Done peacefully, we wouldn’t care if Crimea were part of Russia or Ukraine.
But it’s being done at gunpoint, with a puppet prime minister, installed by Russia, ostensibly running the show on that Black Sea peninsula.
The climax of that show happened Sunday when Crimeans, in a trumped-up referendum, voted for unification with Russia. There were just two options on the ballot, neither of which involved staying with Ukraine as before.
The outcome could spell trouble for Crimeans, especially the estimated 17,000 Jews who still live in that region, many of whom are elderly and have seen more than their share of violence and oppression.
We recently spoke with Pittsburgh attorney Edgar Snyder, a member of the American Jewish Joint Distribution Committee (JDC) executive board for the Former Soviet Union. As such, Snyder gets regular updates on the situation on the ground over there.
According to Snyder, Crimea’s Jews are, for the most part, staying out of this feud.
“My understanding is, this is a matter of survival,” Snyder told us. “These people, a lot of them are older; a lot of them are dependent on JDC as their only link to the outside world. For a lot of these people, I don’t think they really care [about the standoff]. I think they feel betrayed — by Russia and everybody else. They’re caught the middle.
“I don’t think the problem is going to be whether Russia or Ukraine,” he added. “For them [Crimea’s Jews], it’s going to be, is there going to be any interference in getting the care they need. That’s the major issue for them.”
Like it or not, though, the politics of this crisis may come to Crimea’s Jews, who get much-needed assistance from JDC-run “chesed” centers on the peninsula. In the days leading up to Sunday’s referendum JDC staff members reported having trouble getting through checkpoints to take care of their needy clients, according to Snyder.
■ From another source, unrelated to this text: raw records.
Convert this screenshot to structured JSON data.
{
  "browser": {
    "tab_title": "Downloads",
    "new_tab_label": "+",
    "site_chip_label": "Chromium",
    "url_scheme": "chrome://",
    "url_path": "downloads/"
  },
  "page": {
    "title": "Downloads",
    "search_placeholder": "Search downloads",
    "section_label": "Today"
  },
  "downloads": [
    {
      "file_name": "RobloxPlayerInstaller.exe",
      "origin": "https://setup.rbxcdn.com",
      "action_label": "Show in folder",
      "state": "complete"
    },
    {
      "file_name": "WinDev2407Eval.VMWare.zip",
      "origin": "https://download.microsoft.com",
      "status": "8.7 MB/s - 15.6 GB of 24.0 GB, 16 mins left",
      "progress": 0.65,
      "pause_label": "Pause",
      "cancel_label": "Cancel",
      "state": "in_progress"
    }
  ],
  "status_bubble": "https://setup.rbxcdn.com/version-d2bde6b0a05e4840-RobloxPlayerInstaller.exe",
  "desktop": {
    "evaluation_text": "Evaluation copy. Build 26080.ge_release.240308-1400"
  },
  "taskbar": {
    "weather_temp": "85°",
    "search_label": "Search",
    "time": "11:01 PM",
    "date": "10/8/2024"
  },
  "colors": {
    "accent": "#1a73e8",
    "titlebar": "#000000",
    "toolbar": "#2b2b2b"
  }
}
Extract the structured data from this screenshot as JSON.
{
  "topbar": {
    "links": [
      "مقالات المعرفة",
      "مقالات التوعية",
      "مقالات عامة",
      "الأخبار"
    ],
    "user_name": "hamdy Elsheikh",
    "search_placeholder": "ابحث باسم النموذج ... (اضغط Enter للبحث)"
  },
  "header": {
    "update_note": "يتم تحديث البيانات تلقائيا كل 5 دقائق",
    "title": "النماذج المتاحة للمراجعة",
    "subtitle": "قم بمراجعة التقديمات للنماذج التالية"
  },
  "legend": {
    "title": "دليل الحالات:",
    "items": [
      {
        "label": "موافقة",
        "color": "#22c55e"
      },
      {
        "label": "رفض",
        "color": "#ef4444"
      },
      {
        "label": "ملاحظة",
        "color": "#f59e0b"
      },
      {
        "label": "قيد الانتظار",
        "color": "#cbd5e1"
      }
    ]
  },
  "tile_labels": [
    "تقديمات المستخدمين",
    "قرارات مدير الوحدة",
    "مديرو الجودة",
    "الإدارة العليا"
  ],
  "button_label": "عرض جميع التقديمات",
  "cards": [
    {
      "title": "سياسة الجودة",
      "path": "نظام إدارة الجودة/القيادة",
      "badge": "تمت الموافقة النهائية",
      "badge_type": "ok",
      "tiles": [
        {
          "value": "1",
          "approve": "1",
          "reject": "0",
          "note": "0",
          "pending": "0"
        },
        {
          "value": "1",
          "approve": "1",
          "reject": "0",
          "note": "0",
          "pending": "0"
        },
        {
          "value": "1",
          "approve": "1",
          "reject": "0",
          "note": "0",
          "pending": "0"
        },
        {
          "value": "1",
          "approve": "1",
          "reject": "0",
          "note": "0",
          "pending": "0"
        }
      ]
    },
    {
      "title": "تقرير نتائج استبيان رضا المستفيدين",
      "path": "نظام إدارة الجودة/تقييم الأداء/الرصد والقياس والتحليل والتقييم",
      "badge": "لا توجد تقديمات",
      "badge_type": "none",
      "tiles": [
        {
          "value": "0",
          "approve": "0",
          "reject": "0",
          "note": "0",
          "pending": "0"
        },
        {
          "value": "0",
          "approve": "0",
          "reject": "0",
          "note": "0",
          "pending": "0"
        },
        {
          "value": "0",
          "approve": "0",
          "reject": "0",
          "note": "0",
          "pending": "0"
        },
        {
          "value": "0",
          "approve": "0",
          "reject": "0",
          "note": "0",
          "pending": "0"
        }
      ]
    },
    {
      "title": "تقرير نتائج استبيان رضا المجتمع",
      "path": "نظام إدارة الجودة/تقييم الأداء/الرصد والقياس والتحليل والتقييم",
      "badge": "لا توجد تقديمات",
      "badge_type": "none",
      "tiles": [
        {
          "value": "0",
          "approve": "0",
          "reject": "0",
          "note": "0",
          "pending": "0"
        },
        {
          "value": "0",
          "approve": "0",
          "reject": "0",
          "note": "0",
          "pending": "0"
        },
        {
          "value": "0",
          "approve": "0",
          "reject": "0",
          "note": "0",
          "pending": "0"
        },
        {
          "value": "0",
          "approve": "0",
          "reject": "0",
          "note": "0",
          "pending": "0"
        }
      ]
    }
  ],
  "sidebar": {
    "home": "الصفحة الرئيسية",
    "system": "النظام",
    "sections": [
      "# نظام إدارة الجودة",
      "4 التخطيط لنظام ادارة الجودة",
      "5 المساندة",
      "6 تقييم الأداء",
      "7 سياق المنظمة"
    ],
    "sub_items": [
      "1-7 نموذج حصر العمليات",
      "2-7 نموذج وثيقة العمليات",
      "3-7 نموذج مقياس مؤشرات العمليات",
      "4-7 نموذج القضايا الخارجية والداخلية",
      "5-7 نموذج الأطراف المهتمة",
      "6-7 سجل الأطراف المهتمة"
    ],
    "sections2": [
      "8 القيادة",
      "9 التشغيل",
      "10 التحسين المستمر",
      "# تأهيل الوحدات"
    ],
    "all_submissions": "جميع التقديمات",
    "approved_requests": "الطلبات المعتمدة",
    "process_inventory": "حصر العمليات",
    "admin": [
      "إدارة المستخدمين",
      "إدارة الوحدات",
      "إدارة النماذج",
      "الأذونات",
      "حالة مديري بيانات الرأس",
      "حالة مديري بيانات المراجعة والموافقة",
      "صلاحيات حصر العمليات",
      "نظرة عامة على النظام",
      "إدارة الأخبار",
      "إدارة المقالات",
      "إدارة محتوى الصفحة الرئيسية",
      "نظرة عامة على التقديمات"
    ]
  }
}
Whether that will change now that the referendum has been held is anyone’s guess. Crimea’s Tatar minority largely boycotted the vote, as did other pro-Ukrainian Crimeans, and it’s not clear if they will quietly accept the outcome.
Meanwhile, Russian President Vladimir Putin, in a dark echo of Adolf Hitler, continues to state that he will protect ethnic Russians in Ukraine. Could that mean new incursions? What would it mean for Jews in Ukraine and other former Soviet republics?
The Obama administration isn’t waiting to find out. The president has sent Vice President Joe Biden to Poland and the Baltic states to shore up its diplomatic positions there; Secretary of State John Kerry has already visited Ukraine while the president has promised $1 billion in aid to that country. Some sanctions are already in place. Most ominous of all, Reuters reported that a U.S. guided missile destroyer is on an extended exercise operation in the Black Sea.
We don’t know how all this will work out, but to be honest, we have little love for either Ukraine or Russia — two countries with shameful histories of anti-Semitism.
We do care about the Jews who live in these lands — those who are too old to emigrate, those who are rediscovering their faiths and those who stay behind to assist the remnant of this once vital community. We support efforts by JDC and the Jewish Agency for Israel to help these people, up to and including making aliyah if they choose. (JAFI is already reporting an uptick in aliyah interest among Ukrainian Jews.)
If the Putin regime, in its megalomania, poses a threat to Jews who remain, then we support a strong response from our government. No one wants a war, and we don’t believe one is imminent, but if our people are in trouble, we can hardly stand idly by.